» **Goal of the exercise**:
Gather up every line from the entries below that uses the word "text".

» **Data for the task**:

################

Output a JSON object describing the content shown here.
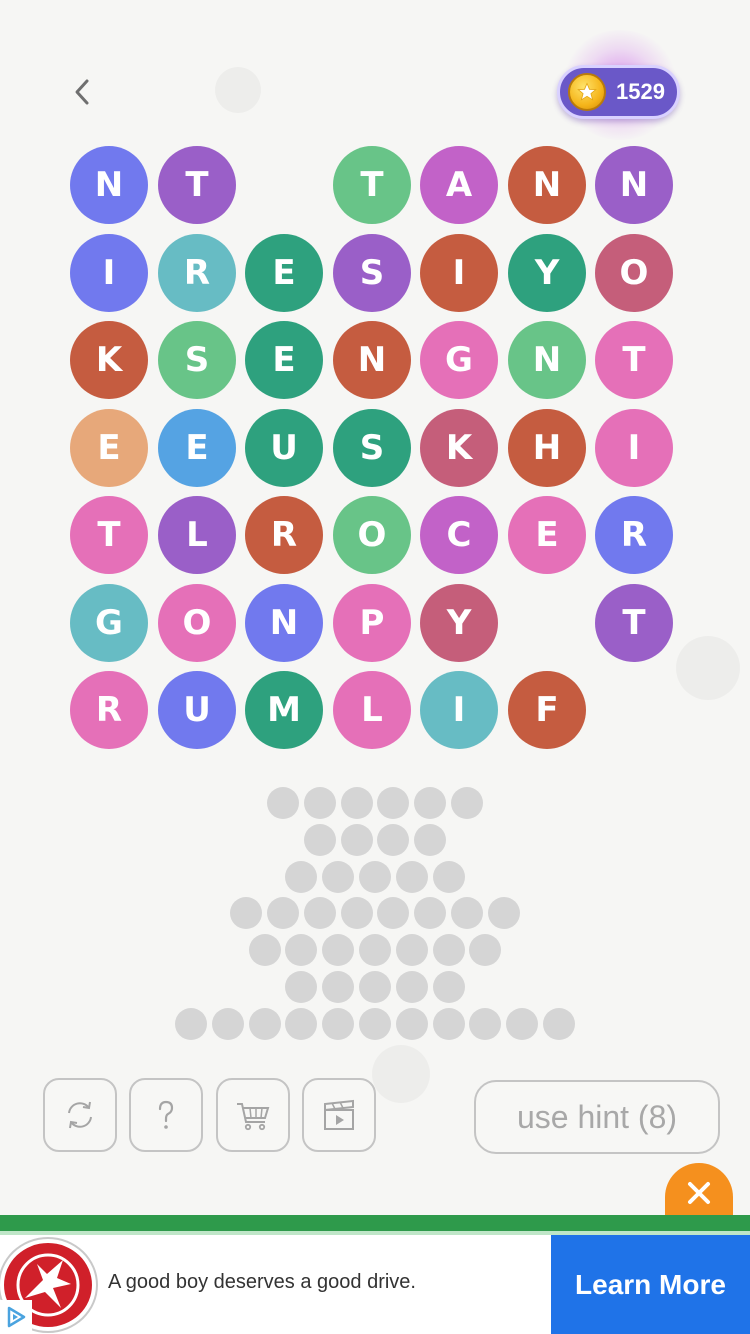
{
  "header": {
    "back_icon": "chevron-left-icon",
    "coins": "1529",
    "coin_icon": "gold-star-coin-icon"
  },
  "board": {
    "rows": [
      [
        {
          "letter": "N",
          "color": "#7179ee"
        },
        {
          "letter": "T",
          "color": "#9a5fc8"
        },
        null,
        {
          "letter": "T",
          "color": "#68c488"
        },
        {
          "letter": "A",
          "color": "#c262c8"
        },
        {
          "letter": "N",
          "color": "#c55c40"
        },
        {
          "letter": "N",
          "color": "#9a5fc8"
        }
      ],
      [
        {
          "letter": "I",
          "color": "#7179ee"
        },
        {
          "letter": "R",
          "color": "#67bcc4"
        },
        {
          "letter": "E",
          "color": "#2ea17e"
        },
        {
          "letter": "S",
          "color": "#9a5fc8"
        },
        {
          "letter": "I",
          "color": "#c55c40"
        },
        {
          "letter": "Y",
          "color": "#2ea17e"
        },
        {
          "letter": "O",
          "color": "#c55e7a"
        }
      ],
      [
        {
          "letter": "K",
          "color": "#c55c40"
        },
        {
          "letter": "S",
          "color": "#68c488"
        },
        {
          "letter": "E",
          "color": "#2ea17e"
        },
        {
          "letter": "N",
          "color": "#c55c40"
        },
        {
          "letter": "G",
          "color": "#e570b8"
        },
        {
          "letter": "N",
          "color": "#68c488"
        },
        {
          "letter": "T",
          "color": "#e570b8"
        }
      ],
      [
        {
          "letter": "E",
          "color": "#e7a87a"
        },
        {
          "letter": "E",
          "color": "#55a3e3"
        },
        {
          "letter": "U",
          "color": "#2ea17e"
        },
        {
          "letter": "S",
          "color": "#2ea17e"
        },
        {
          "letter": "K",
          "color": "#c55e7a"
        },
        {
          "letter": "H",
          "color": "#c55c40"
        },
        {
          "letter": "I",
          "color": "#e570b8"
        }
      ],
      [
        {
          "letter": "T",
          "color": "#e570b8"
        },
        {
          "letter": "L",
          "color": "#9a5fc8"
        },
        {
          "letter": "R",
          "color": "#c55c40"
        },
        {
          "letter": "O",
          "color": "#68c488"
        },
        {
          "letter": "C",
          "color": "#c262c8"
        },
        {
          "letter": "E",
          "color": "#e570b8"
        },
        {
          "letter": "R",
          "color": "#7179ee"
        }
      ],
      [
        {
          "letter": "G",
          "color": "#67bcc4"
        },
        {
          "letter": "O",
          "color": "#e570b8"
        },
        {
          "letter": "N",
          "color": "#7179ee"
        },
        {
          "letter": "P",
          "color": "#e570b8"
        },
        {
          "letter": "Y",
          "color": "#c55e7a"
        },
        null,
        {
          "letter": "T",
          "color": "#9a5fc8"
        }
      ],
      [
        {
          "letter": "R",
          "color": "#e570b8"
        },
        {
          "letter": "U",
          "color": "#7179ee"
        },
        {
          "letter": "M",
          "color": "#2ea17e"
        },
        {
          "letter": "L",
          "color": "#e570b8"
        },
        {
          "letter": "I",
          "color": "#67bcc4"
        },
        {
          "letter": "F",
          "color": "#c55c40"
        },
        null
      ]
    ]
  },
  "answer_slots": {
    "rows": [
      6,
      4,
      5,
      8,
      7,
      5,
      11
    ],
    "slot_color": "#d5d5d5"
  },
  "toolbar": {
    "buttons": [
      {
        "name": "shuffle-button",
        "icon": "refresh-icon"
      },
      {
        "name": "help-button",
        "icon": "question-mark-icon"
      },
      {
        "name": "shop-button",
        "icon": "shopping-cart-icon"
      },
      {
        "name": "video-button",
        "icon": "clapperboard-icon"
      }
    ],
    "hint_label": "use hint (8)"
  },
  "ad": {
    "close_icon": "close-icon",
    "text": "A good boy deserves a good drive.",
    "cta": "Learn More",
    "cta_color": "#1f73e8",
    "accent": "#2e9a4b",
    "adchoices_icon": "adchoices-icon"
  }
}
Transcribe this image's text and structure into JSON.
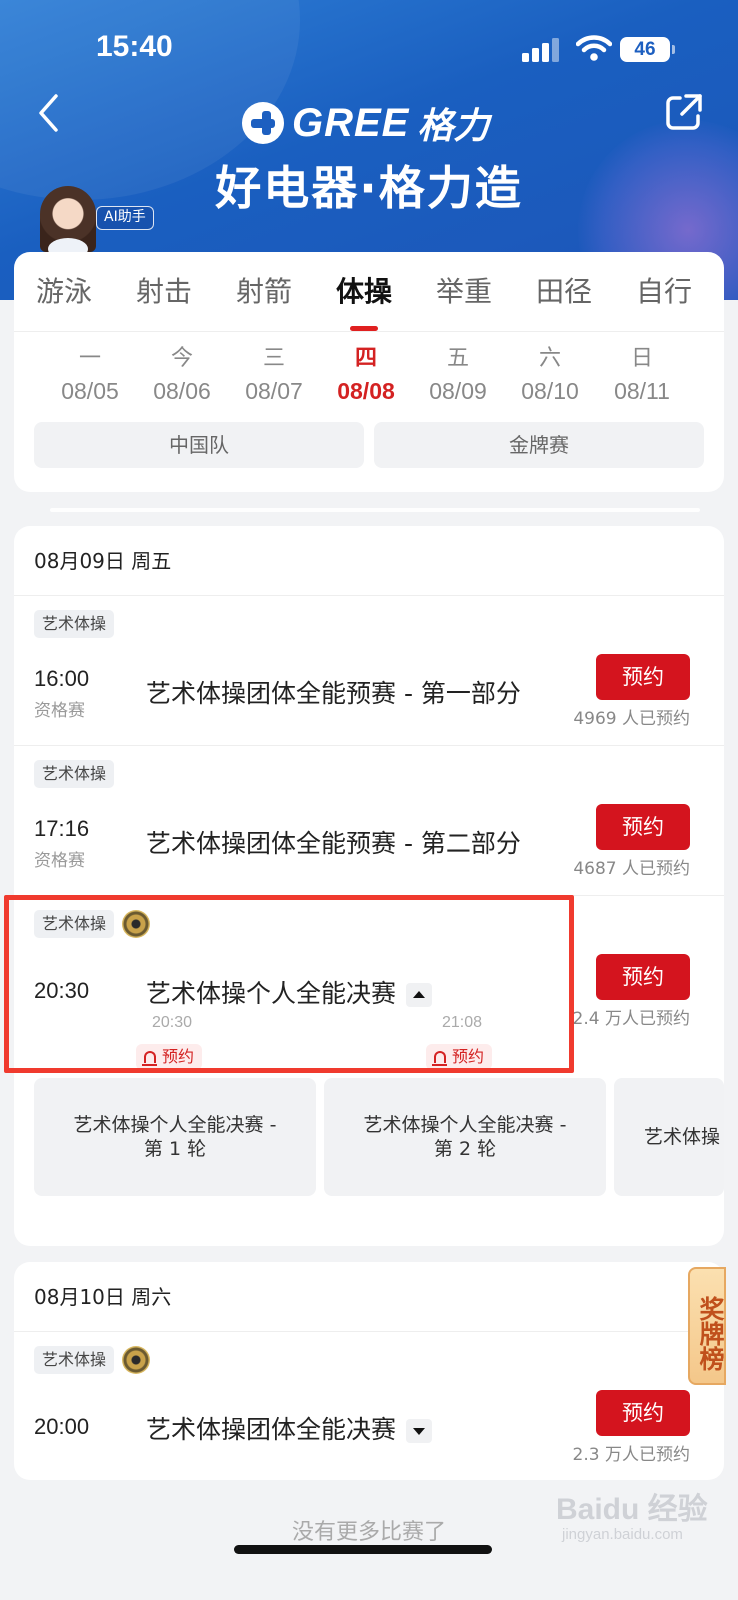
{
  "status_bar": {
    "time": "15:40",
    "battery": "46"
  },
  "header": {
    "brand": "GREE",
    "brand_cn": "格力",
    "slogan": "好电器·格力造",
    "ai_badge": "AI助手"
  },
  "sport_tabs": [
    {
      "label": "游泳"
    },
    {
      "label": "射击"
    },
    {
      "label": "射箭"
    },
    {
      "label": "体操",
      "active": true
    },
    {
      "label": "举重"
    },
    {
      "label": "田径"
    },
    {
      "label": "自行"
    }
  ],
  "days": [
    {
      "weekday": "一",
      "date": "08/05"
    },
    {
      "weekday": "今",
      "date": "08/06"
    },
    {
      "weekday": "三",
      "date": "08/07"
    },
    {
      "weekday": "四",
      "date": "08/08",
      "active": true
    },
    {
      "weekday": "五",
      "date": "08/09"
    },
    {
      "weekday": "六",
      "date": "08/10"
    },
    {
      "weekday": "日",
      "date": "08/11"
    }
  ],
  "filters": {
    "china_team": "中国队",
    "gold_medal": "金牌赛"
  },
  "section1": {
    "date_header": "08月09日 周五",
    "matches": [
      {
        "tag": "艺术体操",
        "time": "16:00",
        "stage": "资格赛",
        "title": "艺术体操团体全能预赛 - 第一部分",
        "reserve": "预约",
        "count": "4969 人已预约"
      },
      {
        "tag": "艺术体操",
        "time": "17:16",
        "stage": "资格赛",
        "title": "艺术体操团体全能预赛 - 第二部分",
        "reserve": "预约",
        "count": "4687 人已预约"
      },
      {
        "tag": "艺术体操",
        "time": "20:30",
        "stage": "",
        "title": "艺术体操个人全能决赛",
        "reserve": "预约",
        "count": "2.4 万人已预约"
      }
    ],
    "sub_events": [
      {
        "time": "20:30",
        "remind": "预约",
        "title_line1": "艺术体操个人全能决赛 -",
        "title_line2": "第 1 轮"
      },
      {
        "time": "21:08",
        "remind": "预约",
        "title_line1": "艺术体操个人全能决赛 -",
        "title_line2": "第 2 轮"
      },
      {
        "title_line1": "艺术体操"
      }
    ]
  },
  "section2": {
    "date_header": "08月10日 周六",
    "matches": [
      {
        "tag": "艺术体操",
        "time": "20:00",
        "stage": "",
        "title": "艺术体操团体全能决赛",
        "reserve": "预约",
        "count": "2.3 万人已预约"
      }
    ]
  },
  "medal_rank_label": "奖牌榜",
  "footer": {
    "no_more": "没有更多比赛了"
  },
  "watermark": {
    "text": "Baidu 经验",
    "sub": "jingyan.baidu.com"
  }
}
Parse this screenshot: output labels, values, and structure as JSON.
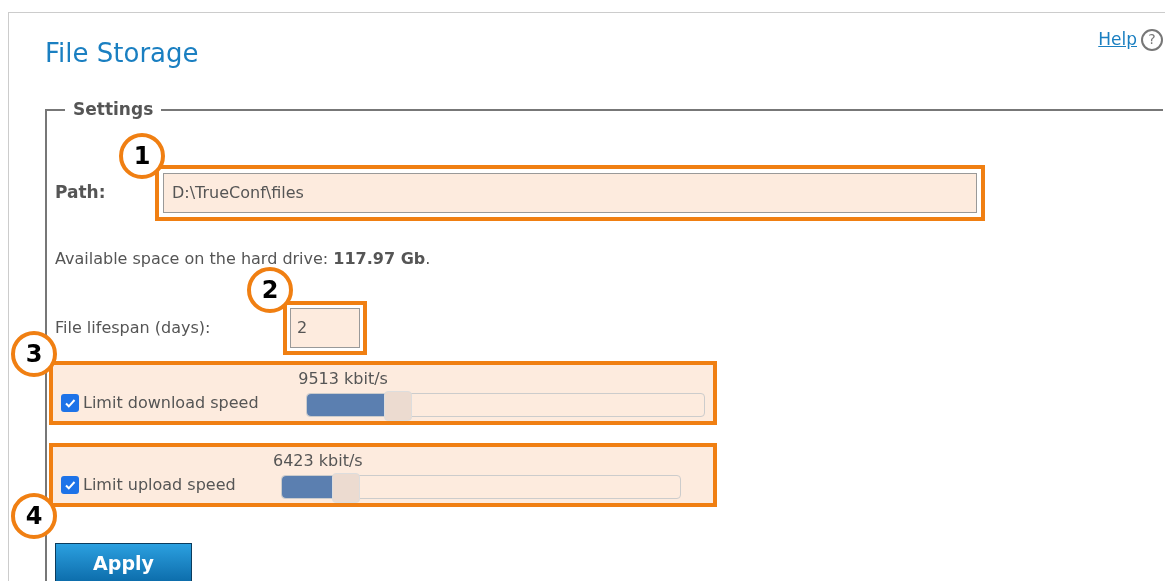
{
  "title": "File Storage",
  "help": {
    "label": "Help",
    "icon": "?"
  },
  "settings": {
    "legend": "Settings",
    "path": {
      "label": "Path:",
      "value": "D:\\TrueConf\\files",
      "callout": "1"
    },
    "available": "Available space on the hard drive: **117.97 Gb**.",
    "lifespan": {
      "label": "File lifespan (days):",
      "value": "2",
      "callout": "2"
    },
    "limits": [
      {
        "label": "Limit download speed",
        "checked": true,
        "reading": "9513 kbit/s",
        "level": 0.23,
        "callout": "3"
      },
      {
        "label": "Limit upload speed",
        "checked": true,
        "reading": "6423 kbit/s",
        "level": 0.16,
        "callout": "4"
      }
    ],
    "apply": "Apply"
  }
}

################

» **Exercise result**:
    "text": "A good boy deserves a good drive.",
Transcribe this image's text and structure into JSON.
    "text": "Baidu 经验",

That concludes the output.